Health officials ordered the owner of Higher Limits medical marijuana lounge in Windsor, Ont., to remove all ashtrays, which cannot be kept inside any business under Ontario's tobacco laws.

Provincial tobacco laws prohibit ashtrays in marijuana lounge

Ramsin Ishaq can smoke marijuana at Windsor's new Higher Limits lounge, but ashtrays are not permitted because of Ontario's tobacco laws.

Ramsin Ishaq can smoke his medically prescribed marijuana all day long at a new medical marijuana smoking and vaping lounge in downtown Windsor, Ont., but health officials say he can't flick the ash from his joint in an ashtray.

Instead, he has to ash his joint on the counter top or table.

That's because health officials ordered the owner of Higher Limits lounge to remove all ashtrays, which cannot be kept inside any business under Ontario's tobacco laws.

The situation is a bit of an odd conundrum for the owner, Jon Liedtke. Those same tobacco laws have no mention of marijuana, which is why he can legally operate a smoking and vaping lounge that caters to medical marijuana users.

Liedtke wants to work with health officials, so he found a creative work-around. He's asked his customers to leave ash on the tables and countertops until he can find a a more permanent solution.

"Hopefully we can work together to seek a resolution on it and if they're not willing to do that then we'll have to investigate some other options, which might mean meeting with the Ministry of Health," he said.

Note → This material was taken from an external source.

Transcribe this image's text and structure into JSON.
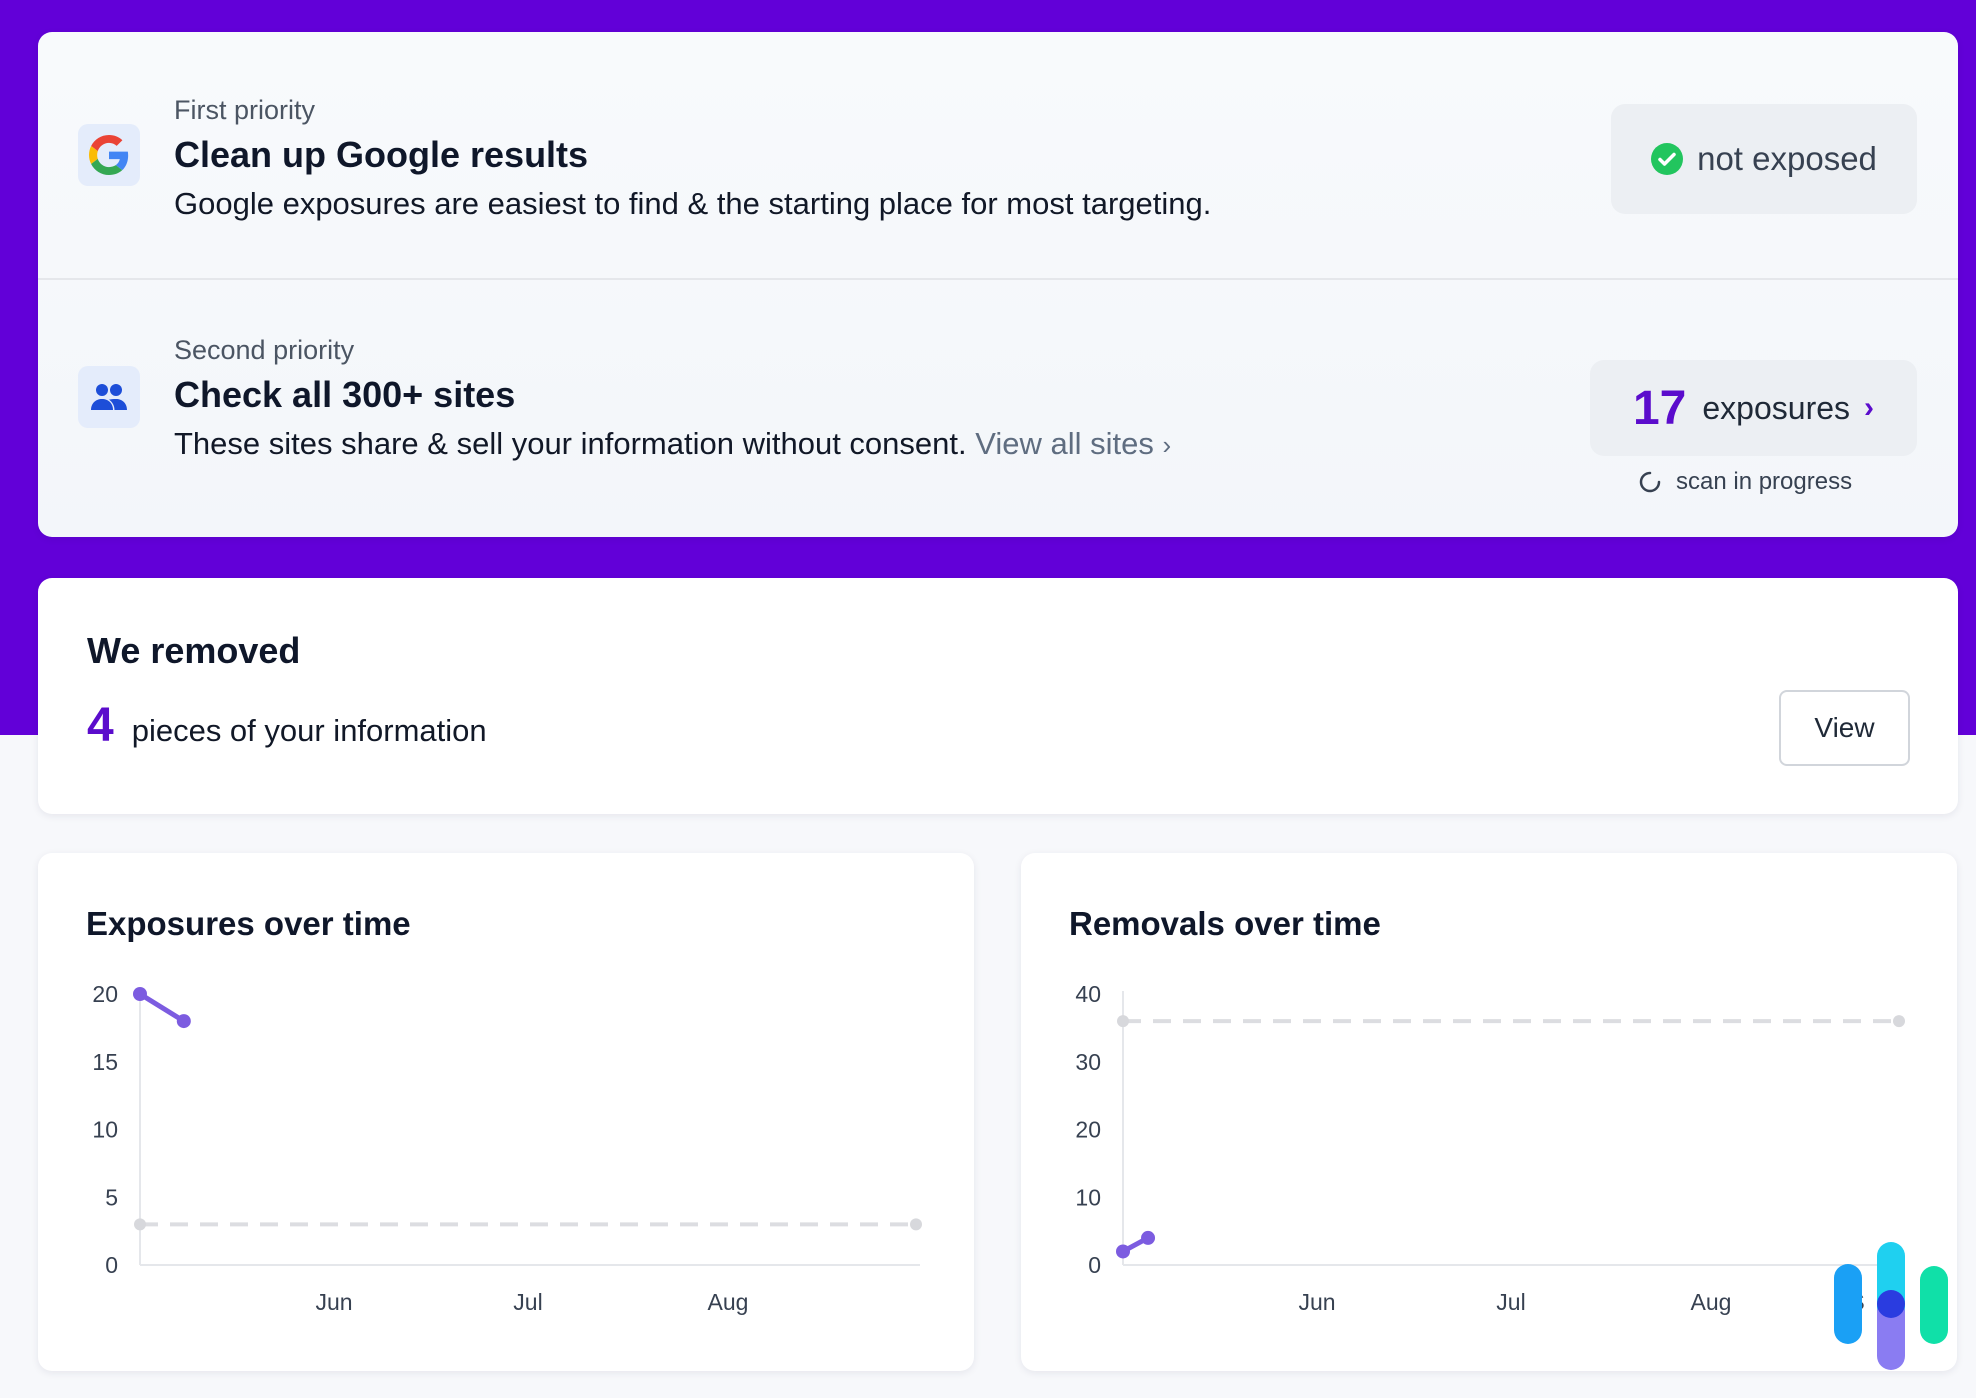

Liedtke and his fellow owners plan to consult with lounges in other municipalities in order to come up with several options. They'll then report back to the the health unit in the coming weeks.

Coming up with new regulations for smoking marijuana indoors could be coming soon, according to Kristy McBeth, director of knowledge management at the Windsor-Essex County Health Unit.

"I think it's something that will likely be considered moving forward in relation to the use of medical marijuana, specifically in public places and workplaces," she told CBC News. "But currently, from a public health perspective, this is not something that is covered."

Ishaq just appreciates having a place to go to smoke his medical marijuana, saying it can go a long way to eliminate social stigma about the drug.

"I think this is a great opportunity to shift the culture's view," he said. "People can take you seriously when you mention medical marijuana as a potential medical treatment."

With files from Joana Draghici


To encourage thoughtful and respectful conversations, first and last names will appear with each submission to CBC/Radio-Canada's online communities (except in children and youth-oriented communities). Pseudonyms will no longer be permitted.

By submitting a comment, you accept that CBC has the right to reproduce and publish that comment in whole or in part, in any manner CBC chooses. Please note that CBC does not endorse the opinions expressed in comments. Comments on this story are moderated according to our Submission Guidelines. Comments are welcome while open. We reserve the right to close comments at any time.